Harry Hagiopan, Ekklesia, Jan.13
As a new year arrives, the Middle East and North Africa (MENA) uprisings continue their relentless surge in different parts of the region. While Egypt and Syria have grabbed our attention throughout 2012, it is quite clear that much is also happening elsewhere.
From Tunisia and Libya to Morocco and Yemen, from Jordan and Lebanon all the way to Bahrain and Kuwait, the tensions are manifesting themselves in different ways – some more subtle than others, some far bloodier than others.
In the midst of this maelstrom, it is appropriate to re-visit the realities of the smaller Christian indigenous communities as they oscillate between fear, hope and uncertainty.
It is true that many of those communities in various countries are fearful that their rights will be squelched further under the emerging ‘Islamist’ regimes. They might well be right, in the sense that some of those more conservative brands of Islam are so unequivocally exclusive of the ‘other’ that they simply cannot govern equally, let alone equably.
Almost a year ago, for instance, I recall coming across an article which stated that the clergy and hierarchy of the churches in Syria were solidly supportive of the regime, while many of the younger men and women were aspiring for human rights, democracy as well as freedom and were joining the revolution on the streets.

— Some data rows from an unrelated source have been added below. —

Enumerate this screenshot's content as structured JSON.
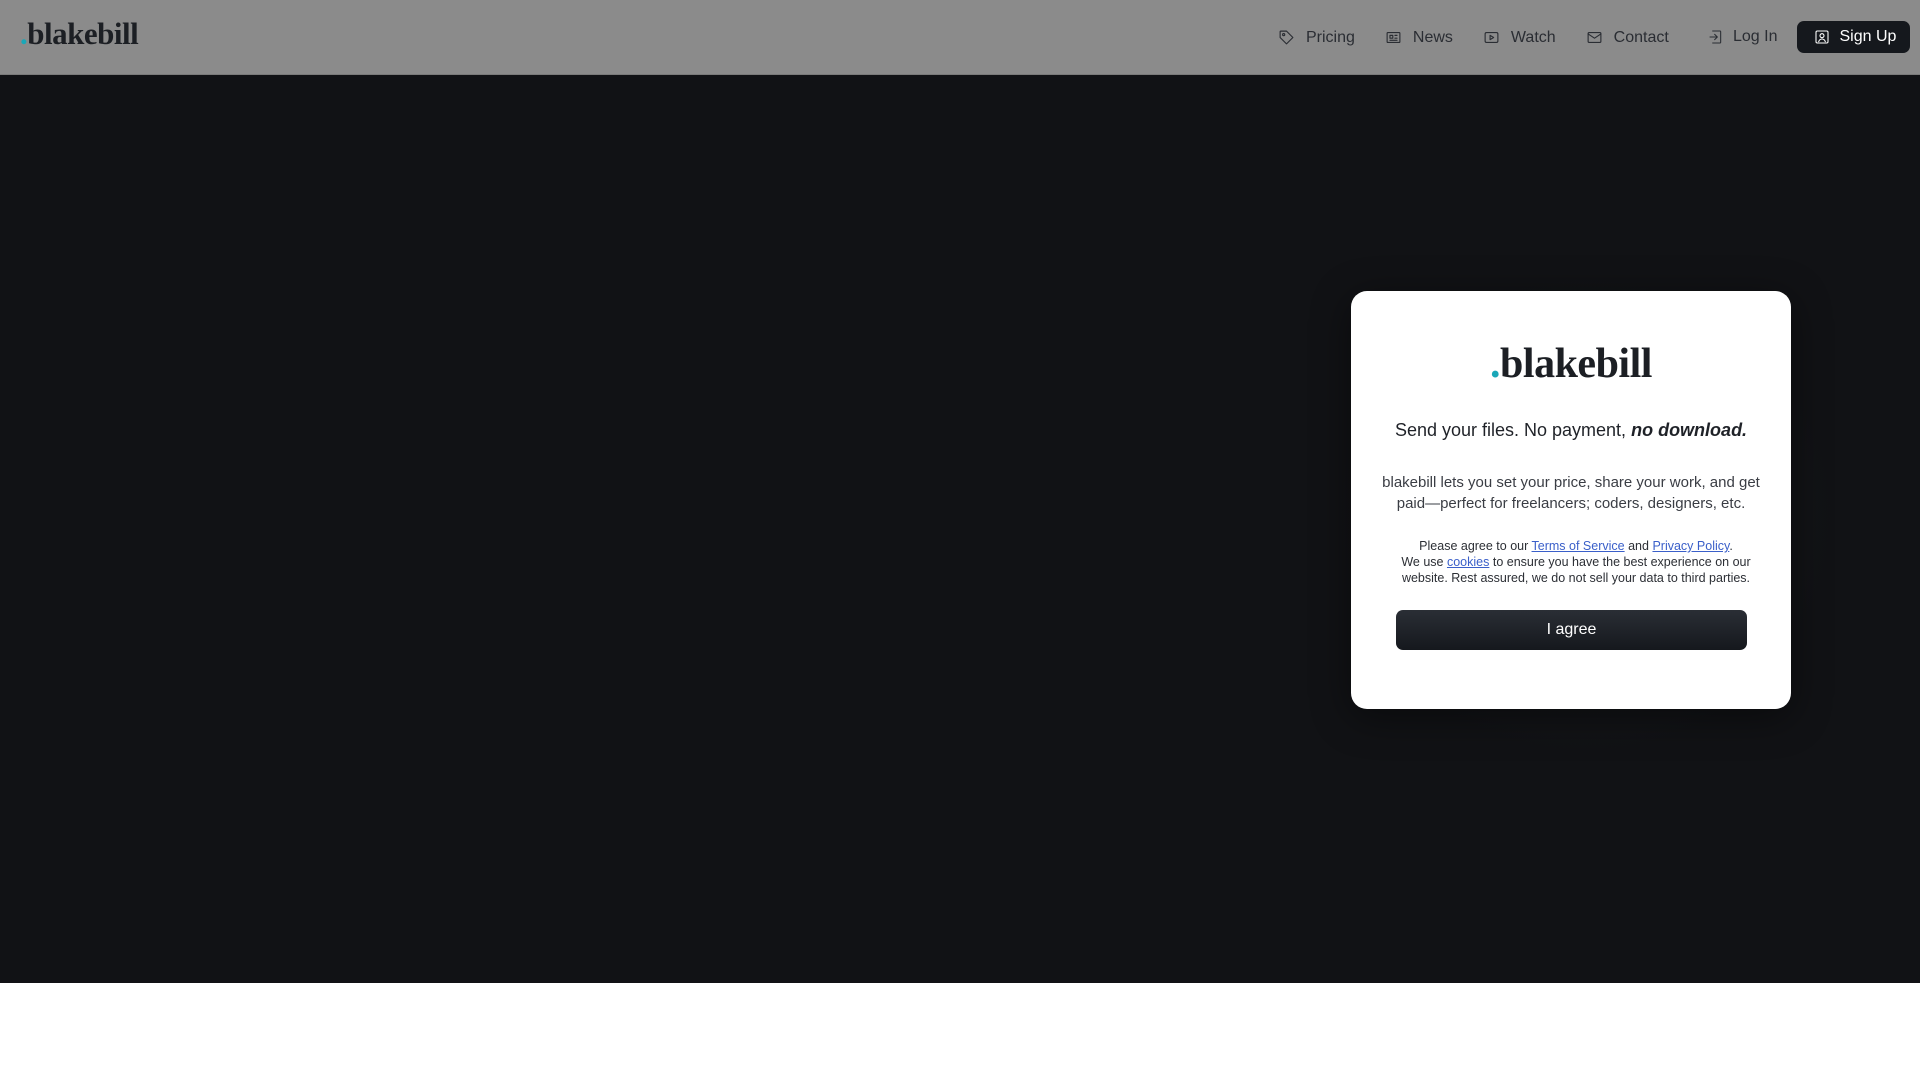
{
  "header": {
    "logo_dot": ".",
    "logo_text": "blakebill",
    "nav": {
      "pricing": "Pricing",
      "news": "News",
      "watch": "Watch",
      "contact": "Contact"
    },
    "login": "Log In",
    "signup": "Sign Up"
  },
  "modal": {
    "logo_dot": ".",
    "logo_text": "blakebill",
    "headline_plain": "Send your files. No payment,",
    "headline_emph": "no download.",
    "description": "blakebill lets you set your price, share your work, and get paid—perfect for freelancers; coders, designers, etc.",
    "legal": {
      "line1_prefix": "Please agree to our",
      "terms_link": "Terms of Service",
      "and": "and",
      "privacy_link": "Privacy Policy",
      "period": ".",
      "line2_prefix": "We use",
      "cookies_link": "cookies",
      "line2_suffix": "to ensure you have the best experience on our website. Rest assured, we do not sell your data to third parties."
    },
    "agree_button": "I agree"
  },
  "colors": {
    "header_bg": "#8b8b8b",
    "backdrop": "#111215",
    "accent_dot": "#1aa7b8",
    "primary_button": "#15181d",
    "link": "#3a5fc9"
  },
  "icons": {
    "pricing": "tag-icon",
    "news": "newspaper-icon",
    "watch": "play-icon",
    "contact": "mail-icon",
    "login": "login-icon",
    "signup": "user-square-icon"
  }
}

Now, a year later, there seems to be a marked change. Most Christians, old or young, are extremely worried about the changing nature of the rebel movement, whereby the rising trend of Islamism and the presence of foreign jihadis and warlords has frightened Christians. There have even been reports of evictions from homes, robbery, rape and extortion from Christians.
I do not disagree with those who suggest that there is a reassertion of Islam, even an Islamist wind, blowing across the whole Middle East and North Africa region, albeit at different levels and with varying forces. I also agree with many pundits that local Christian communities may be finding that their liberties are constrained further than they were during authoritarian times.
However, the fearful reactions that we have experienced in different parts of the Middle East and North Africa region are nothing new. Subscribing to the pages of history, we can see that smaller (minority) communities are often — almost inevitably, perhaps — at the receiving end of destiny. This is why one of my mentors, Latin Patriarch Emeritus Michel Sabbah, used to talk about “the cross we have to carry before we jumpstart into the Resurrection”.